You are here

General Technical Reports

Presence of the introduced genus Tamarix has been a perplexing problem for decades along rivers of the southwestern States. It is clearly an invasive species occurring along most perennial, ephemeral, and intermittent drainages of the Southwest including rivers, small streams, and normally dry washes.
Sustainability science “transcends the concerns of its foundational disciplines and focuses instead on understanding the complex dynamics that arise from interactions between human and environmental systems” (Clark 2007: 1737).
This chapter explores the historical use and application of the term “outdoor recreation” as an organizing theme for sustainable public land management planning. We suggest that agencies need a more encompassing concept and approach to management involving people—one that recognizes the variety of connections that people have with natural and cultural landscapes, whether for leisure, lifestyle, livelihood, or health.
Multiple research and management partners collaboratively developed a multiscale approach for assessing the geomorphic sensitivity of streams and ecological resilience of riparian and meadow ecosystems in upland watersheds of the Great Basin to disturbances and management actions. The approach builds on long-term work by the partners on the responses of these systems to disturbances and management actions.
The 2020 RPA Assessment includes climate change as a driver affecting natural resources on forests and rangelands in the United States. This publication describes the process used to select the scenarios, climate models, and climate projections that will be used to project renewable resource conditions 50 years into the future.
The photoload technique provides a quick and accurate means of estimating the loadings of six wildland fuel components including 1 hr, 10 hr, 100 hr, and 1,000 hr downed dead woody, shrub, and herbaceous fuels.
The Resources Planning Act (RPA) Assessment uses a combination of land use and land cover data to evaluate trends in the United States land base and project future changes. This publication describes how the RPA Assessment uses the National Resources Inventory, National Land Cover Database, and Forest Inventory and Analysis to support analyses of forest trends.
Burn severity is the ecological change resulting from wildland fires. It is often mapped by using prefire and postfire satellite imagery and classified as low, moderate, or high. Areas burned with high severity are of particular concern to land managers and others because postfire vegetation, soil, and other important ecosystem components can be highly altered.
To inform future restoration efforts, we reviewed the known effects of fire and habitat management and restoration on hummingbirds in four key habitat types in North America.
The density of mesquite (Prosopis spp.) and other woody species has increased on desert and semidesert grasslands in the southwestern United States.

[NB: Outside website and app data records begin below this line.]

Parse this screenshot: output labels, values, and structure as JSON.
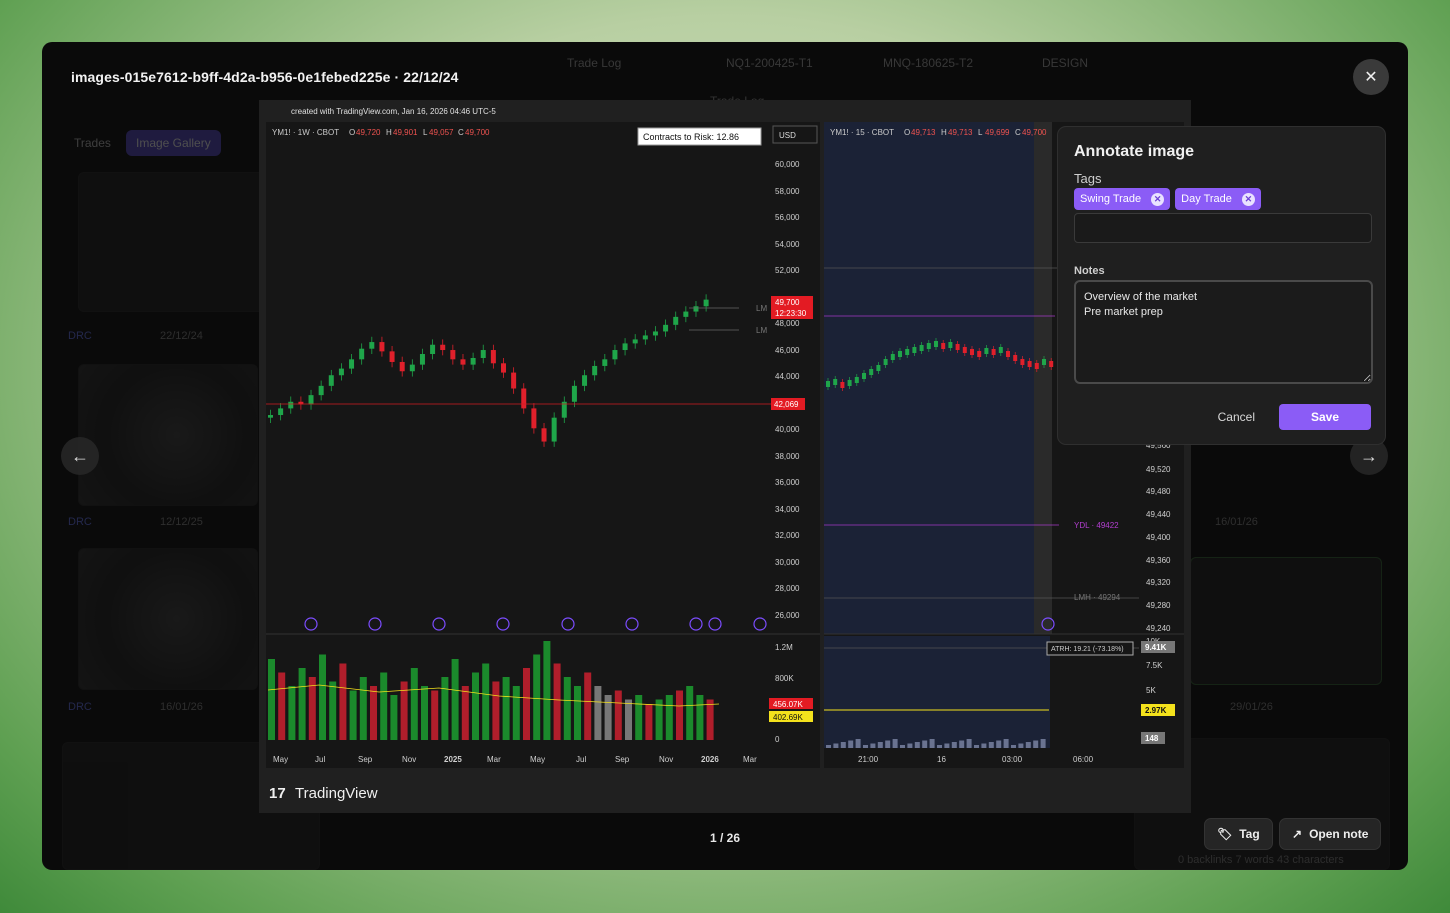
{
  "modal": {
    "title": "images-015e7612-b9ff-4d2a-b956-0e1febed225e · 22/12/24",
    "counter": "1 / 26",
    "tag_button": "Tag",
    "open_note_button": "Open note"
  },
  "background": {
    "tabs": [
      "Trade Log",
      "NQ1-200425-T1",
      "MNQ-180625-T2",
      "DESIGN"
    ],
    "subtitle": "Trade Log",
    "buttons": [
      "Trades",
      "Image Gallery"
    ],
    "labels": [
      {
        "tag": "DRC",
        "date": "22/12/24"
      },
      {
        "tag": "DRC",
        "date": "12/12/25"
      },
      {
        "tag": "DRC",
        "date": "16/01/26"
      },
      {
        "tag": "",
        "date": "16/01/26"
      },
      {
        "tag": "",
        "date": "29/01/26"
      }
    ],
    "footer": "0 backlinks   7 words  43 characters"
  },
  "chart": {
    "header": "created with TradingView.com, Jan 16, 2026 04:46 UTC-5",
    "left": {
      "symbol": "YM1! · 1W · CBOT",
      "ohlc": {
        "o": "49,720",
        "h": "49,901",
        "l": "49,057",
        "c": "49,700"
      },
      "contracts": "Contracts to Risk:  12.86",
      "currency": "USD",
      "price_ticks": [
        "60,000",
        "58,000",
        "56,000",
        "54,000",
        "52,000",
        "48,000",
        "46,000",
        "44,000",
        "40,000",
        "38,000",
        "36,000",
        "34,000",
        "32,000",
        "30,000",
        "28,000",
        "26,000"
      ],
      "last_price": "49,700",
      "countdown": "12:23:30",
      "level_price": "42,069",
      "level_tags": [
        "LM",
        "LM"
      ],
      "vol_ticks": [
        "1.2M",
        "800K",
        "0"
      ],
      "vol_red": "456.07K",
      "vol_yellow": "402.69K",
      "time_ticks": [
        "May",
        "Jul",
        "Sep",
        "Nov",
        "2025",
        "Mar",
        "May",
        "Jul",
        "Sep",
        "Nov",
        "2026",
        "Mar"
      ]
    },
    "right": {
      "symbol": "YM1! · 15 · CBOT",
      "ohlc": {
        "o": "49,713",
        "h": "49,713",
        "l": "49,699",
        "c": "49,700"
      },
      "price_ticks": [
        "49,560",
        "49,520",
        "49,480",
        "49,440",
        "49,400",
        "49,360",
        "49,320",
        "49,280",
        "49,240"
      ],
      "ydl": "YDL · 49422",
      "lmh": "LMH · 49294",
      "atr": "ATRH: 19.21 (-73.18%)",
      "vol_ticks": [
        "10K",
        "7.5K",
        "5K"
      ],
      "vol_box1": "9.41K",
      "vol_box2": "2.97K",
      "vol_box3": "148",
      "time_ticks": [
        "21:00",
        "16",
        "03:00",
        "06:00"
      ]
    },
    "brand": "TradingView",
    "colors": {
      "up": "#26a69a",
      "down": "#ef5350",
      "green_bar": "#1b8a2c",
      "red_bar": "#b01e2b"
    }
  },
  "annotate": {
    "title": "Annotate image",
    "tags_label": "Tags",
    "tags": [
      "Swing Trade",
      "Day Trade"
    ],
    "notes_label": "Notes",
    "notes_value": "Overview of the market\nPre market prep",
    "cancel": "Cancel",
    "save": "Save"
  },
  "colors": {
    "accent": "#8b5cf6",
    "window_bg": "#0a0a0a",
    "panel_bg": "#1f1f1f"
  }
}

This increase in woody species has been associated with the decline of native herbaceous plants and a loss of biological diversity and productivity. There have been numerous attempts to reverse this situation.